(SUPPLIED ENTRIES begins)

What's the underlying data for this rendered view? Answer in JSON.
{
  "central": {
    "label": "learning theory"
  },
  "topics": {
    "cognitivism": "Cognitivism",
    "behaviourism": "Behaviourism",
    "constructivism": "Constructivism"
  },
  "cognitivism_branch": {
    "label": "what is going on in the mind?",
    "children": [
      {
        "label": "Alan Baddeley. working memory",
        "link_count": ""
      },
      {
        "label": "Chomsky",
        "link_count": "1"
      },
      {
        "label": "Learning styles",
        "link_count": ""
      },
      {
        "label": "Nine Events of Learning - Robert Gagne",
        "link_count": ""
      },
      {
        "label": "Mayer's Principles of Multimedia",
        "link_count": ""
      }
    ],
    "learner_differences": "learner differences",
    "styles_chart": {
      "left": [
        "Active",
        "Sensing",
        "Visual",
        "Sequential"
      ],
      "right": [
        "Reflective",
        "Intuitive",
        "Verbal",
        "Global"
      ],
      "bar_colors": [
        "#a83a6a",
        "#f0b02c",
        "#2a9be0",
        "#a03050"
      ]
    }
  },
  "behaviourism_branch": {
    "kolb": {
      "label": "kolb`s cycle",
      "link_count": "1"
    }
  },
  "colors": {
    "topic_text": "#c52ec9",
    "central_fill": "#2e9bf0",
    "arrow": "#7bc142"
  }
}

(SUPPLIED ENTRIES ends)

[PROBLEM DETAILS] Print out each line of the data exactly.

[TASK RESULT]
What's the underlying data for this rendered view? Answer in JSON.
{
  "central": {
    "label": "learning theory"
  },
  "topics": {
    "cognitivism": "Cognitivism",
    "behaviourism": "Behaviourism",
    "constructivism": "Constructivism"
  },
  "cognitivism_branch": {
    "label": "what is going on in the mind?",
    "children": [
      {
        "label": "Alan Baddeley. working memory",
        "link_count": ""
      },
      {
        "label": "Chomsky",
        "link_count": "1"
      },
      {
        "label": "Learning styles",
        "link_count": ""
      },
      {
        "label": "Nine Events of Learning - Robert Gagne",
        "link_count": ""
      },
      {
        "label": "Mayer's Principles of Multimedia",
        "link_count": ""
      }
    ],
    "learner_differences": "learner differences",
    "styles_chart": {
      "left": [
        "Active",
        "Sensing",
        "Visual",
        "Sequential"
      ],
      "right": [
        "Reflective",
        "Intuitive",
        "Verbal",
        "Global"
      ],
      "bar_colors": [
        "#a83a6a",
        "#f0b02c",
        "#2a9be0",
        "#a03050"
      ]
    }
  },
  "behaviourism_branch": {
    "kolb": {
      "label": "kolb`s cycle",
      "link_count": "1"
    }
  },
  "colors": {
    "topic_text": "#c52ec9",
    "central_fill": "#2e9bf0",
    "arrow": "#7bc142"
  }
}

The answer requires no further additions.